[RECORDS TO USE Boundary: Start]

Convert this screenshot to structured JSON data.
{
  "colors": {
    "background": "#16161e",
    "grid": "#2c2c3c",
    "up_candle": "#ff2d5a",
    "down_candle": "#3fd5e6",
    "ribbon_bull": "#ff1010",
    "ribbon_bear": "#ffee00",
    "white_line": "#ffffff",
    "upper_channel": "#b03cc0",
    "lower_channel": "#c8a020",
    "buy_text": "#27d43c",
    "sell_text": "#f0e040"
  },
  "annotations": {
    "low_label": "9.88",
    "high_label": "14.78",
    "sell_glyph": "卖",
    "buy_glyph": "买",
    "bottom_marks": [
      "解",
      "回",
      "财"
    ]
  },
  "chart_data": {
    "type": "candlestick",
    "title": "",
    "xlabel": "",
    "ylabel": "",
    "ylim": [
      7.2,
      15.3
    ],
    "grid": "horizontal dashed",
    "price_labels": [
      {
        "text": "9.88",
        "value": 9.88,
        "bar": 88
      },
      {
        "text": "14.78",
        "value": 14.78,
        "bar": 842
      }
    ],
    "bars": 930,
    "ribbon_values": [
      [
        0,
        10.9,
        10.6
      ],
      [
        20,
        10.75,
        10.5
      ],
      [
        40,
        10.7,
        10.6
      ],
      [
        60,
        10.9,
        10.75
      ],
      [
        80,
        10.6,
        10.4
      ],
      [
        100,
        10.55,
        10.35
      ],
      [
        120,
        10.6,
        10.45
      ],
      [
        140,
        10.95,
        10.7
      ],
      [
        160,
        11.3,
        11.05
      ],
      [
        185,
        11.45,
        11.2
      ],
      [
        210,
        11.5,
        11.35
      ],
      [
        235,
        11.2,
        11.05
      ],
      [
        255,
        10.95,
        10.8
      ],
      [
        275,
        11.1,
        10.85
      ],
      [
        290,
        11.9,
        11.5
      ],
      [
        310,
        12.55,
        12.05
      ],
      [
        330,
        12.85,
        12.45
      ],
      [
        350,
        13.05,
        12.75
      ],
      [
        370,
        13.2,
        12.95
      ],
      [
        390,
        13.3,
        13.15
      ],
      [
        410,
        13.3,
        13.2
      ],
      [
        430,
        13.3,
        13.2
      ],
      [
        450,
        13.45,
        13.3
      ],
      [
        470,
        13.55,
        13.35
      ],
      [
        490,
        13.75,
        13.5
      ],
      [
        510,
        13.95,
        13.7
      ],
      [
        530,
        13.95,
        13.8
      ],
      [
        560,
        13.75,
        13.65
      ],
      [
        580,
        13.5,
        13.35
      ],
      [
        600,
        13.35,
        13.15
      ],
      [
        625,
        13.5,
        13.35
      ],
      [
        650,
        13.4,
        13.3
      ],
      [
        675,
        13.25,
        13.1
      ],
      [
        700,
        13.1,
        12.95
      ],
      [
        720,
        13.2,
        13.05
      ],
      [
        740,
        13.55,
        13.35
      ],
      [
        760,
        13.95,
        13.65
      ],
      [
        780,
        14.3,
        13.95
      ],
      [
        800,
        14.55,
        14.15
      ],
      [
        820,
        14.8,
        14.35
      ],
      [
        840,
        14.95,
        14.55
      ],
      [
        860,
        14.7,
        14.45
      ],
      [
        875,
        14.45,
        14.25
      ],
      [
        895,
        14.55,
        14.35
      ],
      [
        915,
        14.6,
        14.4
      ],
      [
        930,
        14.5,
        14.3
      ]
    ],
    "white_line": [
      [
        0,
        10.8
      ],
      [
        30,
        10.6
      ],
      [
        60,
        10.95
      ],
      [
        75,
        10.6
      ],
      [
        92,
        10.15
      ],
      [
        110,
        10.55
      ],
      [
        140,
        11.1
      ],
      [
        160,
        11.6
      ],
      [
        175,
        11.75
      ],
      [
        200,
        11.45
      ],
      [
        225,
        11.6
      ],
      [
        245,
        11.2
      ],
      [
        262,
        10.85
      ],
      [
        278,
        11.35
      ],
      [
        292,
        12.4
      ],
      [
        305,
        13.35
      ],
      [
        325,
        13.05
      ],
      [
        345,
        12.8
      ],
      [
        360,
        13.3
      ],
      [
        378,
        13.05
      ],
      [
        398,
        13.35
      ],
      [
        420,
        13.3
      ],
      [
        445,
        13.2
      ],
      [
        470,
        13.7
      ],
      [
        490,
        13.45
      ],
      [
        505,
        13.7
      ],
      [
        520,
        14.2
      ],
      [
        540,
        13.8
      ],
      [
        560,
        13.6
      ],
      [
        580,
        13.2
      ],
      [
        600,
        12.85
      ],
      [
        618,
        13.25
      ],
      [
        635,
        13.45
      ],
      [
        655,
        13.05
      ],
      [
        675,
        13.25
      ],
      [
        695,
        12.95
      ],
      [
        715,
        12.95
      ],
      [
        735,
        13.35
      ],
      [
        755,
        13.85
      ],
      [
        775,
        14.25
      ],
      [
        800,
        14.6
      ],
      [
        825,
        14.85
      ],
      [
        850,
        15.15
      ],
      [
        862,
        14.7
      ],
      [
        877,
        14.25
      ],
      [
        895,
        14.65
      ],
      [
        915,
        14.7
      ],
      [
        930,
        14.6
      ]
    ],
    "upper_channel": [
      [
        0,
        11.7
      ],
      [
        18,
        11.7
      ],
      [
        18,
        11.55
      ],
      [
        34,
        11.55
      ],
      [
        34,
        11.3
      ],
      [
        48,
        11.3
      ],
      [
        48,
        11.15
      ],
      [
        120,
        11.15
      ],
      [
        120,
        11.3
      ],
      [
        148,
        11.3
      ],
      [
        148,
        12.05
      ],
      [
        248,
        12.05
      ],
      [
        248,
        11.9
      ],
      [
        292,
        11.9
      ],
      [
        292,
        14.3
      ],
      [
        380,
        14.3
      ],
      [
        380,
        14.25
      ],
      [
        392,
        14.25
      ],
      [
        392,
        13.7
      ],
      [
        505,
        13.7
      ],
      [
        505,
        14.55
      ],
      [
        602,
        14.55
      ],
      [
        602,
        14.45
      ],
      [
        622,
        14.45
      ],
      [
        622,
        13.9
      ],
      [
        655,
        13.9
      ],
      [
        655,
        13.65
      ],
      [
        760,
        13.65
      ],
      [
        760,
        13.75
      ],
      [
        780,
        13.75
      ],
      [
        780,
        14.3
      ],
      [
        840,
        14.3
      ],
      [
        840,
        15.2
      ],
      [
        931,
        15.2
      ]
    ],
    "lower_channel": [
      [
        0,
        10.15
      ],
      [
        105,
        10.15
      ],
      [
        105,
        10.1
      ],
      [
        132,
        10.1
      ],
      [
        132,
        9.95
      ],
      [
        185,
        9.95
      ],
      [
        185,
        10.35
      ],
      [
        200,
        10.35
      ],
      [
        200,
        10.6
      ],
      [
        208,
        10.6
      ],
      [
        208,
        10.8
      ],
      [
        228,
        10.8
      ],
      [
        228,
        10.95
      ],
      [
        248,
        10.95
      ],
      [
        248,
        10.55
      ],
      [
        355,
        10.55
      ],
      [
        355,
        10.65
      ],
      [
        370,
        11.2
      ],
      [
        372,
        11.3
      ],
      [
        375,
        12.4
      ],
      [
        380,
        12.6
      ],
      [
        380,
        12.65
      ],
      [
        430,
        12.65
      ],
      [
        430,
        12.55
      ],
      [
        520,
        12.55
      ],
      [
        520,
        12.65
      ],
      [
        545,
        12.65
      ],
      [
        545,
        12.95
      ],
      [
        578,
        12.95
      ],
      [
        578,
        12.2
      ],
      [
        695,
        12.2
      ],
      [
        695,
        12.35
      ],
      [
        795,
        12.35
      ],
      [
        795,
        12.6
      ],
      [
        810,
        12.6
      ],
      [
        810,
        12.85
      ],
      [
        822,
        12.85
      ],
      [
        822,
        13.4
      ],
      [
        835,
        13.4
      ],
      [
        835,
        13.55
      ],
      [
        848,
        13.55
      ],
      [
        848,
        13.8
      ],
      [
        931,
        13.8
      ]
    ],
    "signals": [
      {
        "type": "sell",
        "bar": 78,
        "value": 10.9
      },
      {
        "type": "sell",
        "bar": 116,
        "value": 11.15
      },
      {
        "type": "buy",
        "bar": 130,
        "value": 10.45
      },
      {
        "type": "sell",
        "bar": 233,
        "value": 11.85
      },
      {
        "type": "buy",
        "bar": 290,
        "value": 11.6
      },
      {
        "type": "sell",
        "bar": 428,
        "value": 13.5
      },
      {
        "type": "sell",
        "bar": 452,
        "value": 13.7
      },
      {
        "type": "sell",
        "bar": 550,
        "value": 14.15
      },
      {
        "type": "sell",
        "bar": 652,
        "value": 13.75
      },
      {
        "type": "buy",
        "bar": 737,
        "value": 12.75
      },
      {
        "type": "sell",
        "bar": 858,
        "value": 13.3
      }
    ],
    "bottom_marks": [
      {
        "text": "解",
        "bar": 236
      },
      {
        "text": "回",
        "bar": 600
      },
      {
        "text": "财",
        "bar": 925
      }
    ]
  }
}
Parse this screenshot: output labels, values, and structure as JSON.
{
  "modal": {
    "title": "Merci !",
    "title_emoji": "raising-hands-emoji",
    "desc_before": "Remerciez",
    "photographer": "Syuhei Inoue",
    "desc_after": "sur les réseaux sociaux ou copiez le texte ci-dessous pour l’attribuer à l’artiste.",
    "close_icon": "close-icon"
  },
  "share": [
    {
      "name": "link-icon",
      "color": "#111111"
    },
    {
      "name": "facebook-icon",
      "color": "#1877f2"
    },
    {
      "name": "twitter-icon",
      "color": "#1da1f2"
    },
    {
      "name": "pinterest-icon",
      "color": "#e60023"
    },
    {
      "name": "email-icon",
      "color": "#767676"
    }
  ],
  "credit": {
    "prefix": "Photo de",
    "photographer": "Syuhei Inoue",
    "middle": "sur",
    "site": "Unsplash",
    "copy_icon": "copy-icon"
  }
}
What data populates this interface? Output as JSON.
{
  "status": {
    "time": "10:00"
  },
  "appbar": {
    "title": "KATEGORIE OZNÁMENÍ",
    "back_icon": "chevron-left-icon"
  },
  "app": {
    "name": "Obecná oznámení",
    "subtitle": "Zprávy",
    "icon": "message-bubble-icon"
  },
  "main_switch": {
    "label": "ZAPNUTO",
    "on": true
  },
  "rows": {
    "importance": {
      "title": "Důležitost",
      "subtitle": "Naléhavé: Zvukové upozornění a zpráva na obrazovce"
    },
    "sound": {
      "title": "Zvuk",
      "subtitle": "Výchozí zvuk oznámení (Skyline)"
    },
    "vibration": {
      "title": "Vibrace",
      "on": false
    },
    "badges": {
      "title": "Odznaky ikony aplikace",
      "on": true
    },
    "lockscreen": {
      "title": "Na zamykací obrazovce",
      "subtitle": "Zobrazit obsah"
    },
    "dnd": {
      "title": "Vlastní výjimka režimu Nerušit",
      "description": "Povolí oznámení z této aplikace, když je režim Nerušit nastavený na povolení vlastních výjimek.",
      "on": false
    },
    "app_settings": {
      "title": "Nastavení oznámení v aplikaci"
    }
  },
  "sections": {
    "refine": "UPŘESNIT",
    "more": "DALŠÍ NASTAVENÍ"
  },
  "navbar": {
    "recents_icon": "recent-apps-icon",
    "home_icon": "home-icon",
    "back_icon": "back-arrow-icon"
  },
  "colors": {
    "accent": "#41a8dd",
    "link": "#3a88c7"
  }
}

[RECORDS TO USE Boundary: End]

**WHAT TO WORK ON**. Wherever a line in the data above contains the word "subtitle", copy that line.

**TASK ANSWER**.
    "subtitle": "Zprávy",
      "subtitle": "Naléhavé: Zvukové upozornění a zpráva na obrazovce"
      "subtitle": "Výchozí zvuk oznámení (Skyline)"
      "subtitle": "Zobrazit obsah"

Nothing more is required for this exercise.